The fifth seed said: "To really break a barrier, one young player has to win a slam. One of us is going to be in the final. But it's still a very long way to go.
"The other semi-final was still two of the big three. I think we are still a pretty long way from overtaking or from breaking this kind of barrier."
While Thiem is becoming fairly familiar with this stage, it will be a new experience for seventh seed Zverev, who has finally managed to free himself to play his game at a grand slam.
The Russian did not drop a set until his quarter-final against Stan Wawrinka and has found his game again after a difficult 2019 and start to this season.
Zverev has beaten all of the big three in best-of-three-set matches, and he said: "I did beat Stan, who is also a multiple grand slam champion, which gives me a little bit of confidence that I can do it.
"I've done well at other tournaments. I've won Masters Series, World Tour Finals. But the Grand Slams were always the week where I kind of even wanted it too much.
"I was doing things, in a way, too professional. I was not talking to anybody. I wasn't going out with friends. I've changed that a little bit this week.
"I also was playing that bad at ATP Cup that I didn't have any expectations. Maybe this is a stepping stone. Maybe this is how it should happen."
Thiem and Zverev may be treading new ground in Melbourne but they are familiar rivals, with the Austrian having won six of their eight previous meetings.
Thiem said: "We know each other. For me, it's funny because it's the first time in a grand slam semi-final I face a younger guy.
"We're good friends. I'm happy for him, as well, that he's playing so good here. He made his breakthrough at a grand slam.
"We have no secrets from each other. We played so many times, also on very special occasions already, at the ATP Finals, semis, French Open quarters.

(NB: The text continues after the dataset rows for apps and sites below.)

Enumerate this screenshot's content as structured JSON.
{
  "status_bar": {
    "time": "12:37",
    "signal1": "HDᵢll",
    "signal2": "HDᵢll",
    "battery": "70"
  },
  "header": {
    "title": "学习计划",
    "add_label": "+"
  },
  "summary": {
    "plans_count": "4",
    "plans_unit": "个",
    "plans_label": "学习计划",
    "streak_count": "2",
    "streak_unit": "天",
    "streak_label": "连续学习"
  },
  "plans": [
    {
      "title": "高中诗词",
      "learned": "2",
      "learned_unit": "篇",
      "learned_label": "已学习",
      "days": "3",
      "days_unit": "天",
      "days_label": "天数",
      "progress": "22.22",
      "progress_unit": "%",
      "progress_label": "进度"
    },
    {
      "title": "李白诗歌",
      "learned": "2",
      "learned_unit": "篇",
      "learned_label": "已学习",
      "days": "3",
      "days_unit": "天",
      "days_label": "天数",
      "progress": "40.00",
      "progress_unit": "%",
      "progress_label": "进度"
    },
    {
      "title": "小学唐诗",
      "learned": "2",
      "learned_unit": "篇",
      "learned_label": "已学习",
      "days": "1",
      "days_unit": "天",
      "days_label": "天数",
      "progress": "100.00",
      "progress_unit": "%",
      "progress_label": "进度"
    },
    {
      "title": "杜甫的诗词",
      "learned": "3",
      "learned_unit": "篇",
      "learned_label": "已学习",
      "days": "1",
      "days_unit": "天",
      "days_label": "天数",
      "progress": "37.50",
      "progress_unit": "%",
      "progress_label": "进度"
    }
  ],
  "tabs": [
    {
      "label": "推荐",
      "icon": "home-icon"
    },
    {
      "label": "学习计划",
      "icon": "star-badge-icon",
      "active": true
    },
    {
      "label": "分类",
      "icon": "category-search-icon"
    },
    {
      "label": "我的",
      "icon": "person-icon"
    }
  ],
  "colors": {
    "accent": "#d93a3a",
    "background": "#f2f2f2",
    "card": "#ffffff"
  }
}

"It's a nice rivalry we have. It's great that we add an Australian Open semi-finals to this one."